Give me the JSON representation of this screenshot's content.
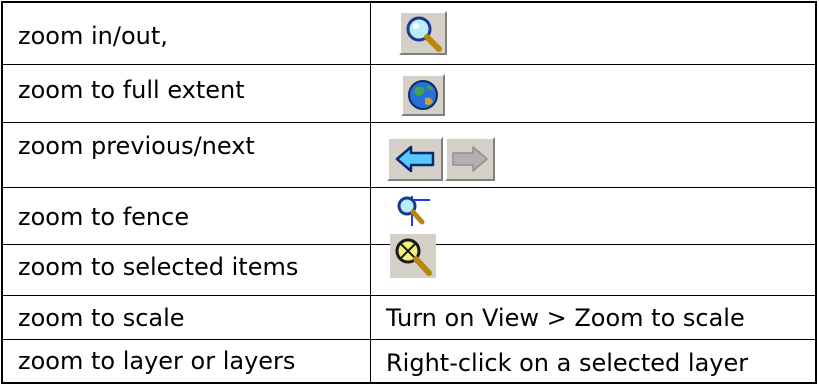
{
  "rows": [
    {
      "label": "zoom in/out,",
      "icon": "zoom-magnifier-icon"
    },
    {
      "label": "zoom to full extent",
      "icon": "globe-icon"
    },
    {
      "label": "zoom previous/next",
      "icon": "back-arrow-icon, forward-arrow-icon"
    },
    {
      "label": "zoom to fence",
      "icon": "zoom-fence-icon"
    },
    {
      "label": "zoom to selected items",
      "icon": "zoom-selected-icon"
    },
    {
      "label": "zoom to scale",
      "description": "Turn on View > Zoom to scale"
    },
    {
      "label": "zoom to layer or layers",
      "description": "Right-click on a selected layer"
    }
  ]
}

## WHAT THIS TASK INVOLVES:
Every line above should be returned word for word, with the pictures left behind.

## ANSWER BOX:
Give me the JSON representation of this screenshot's content.
{
  "rows": [
    {
      "label": "zoom in/out,",
      "icon": "zoom-magnifier-icon"
    },
    {
      "label": "zoom to full extent",
      "icon": "globe-icon"
    },
    {
      "label": "zoom previous/next",
      "icon": "back-arrow-icon, forward-arrow-icon"
    },
    {
      "label": "zoom to fence",
      "icon": "zoom-fence-icon"
    },
    {
      "label": "zoom to selected items",
      "icon": "zoom-selected-icon"
    },
    {
      "label": "zoom to scale",
      "description": "Turn on View > Zoom to scale"
    },
    {
      "label": "zoom to layer or layers",
      "description": "Right-click on a selected layer"
    }
  ]
}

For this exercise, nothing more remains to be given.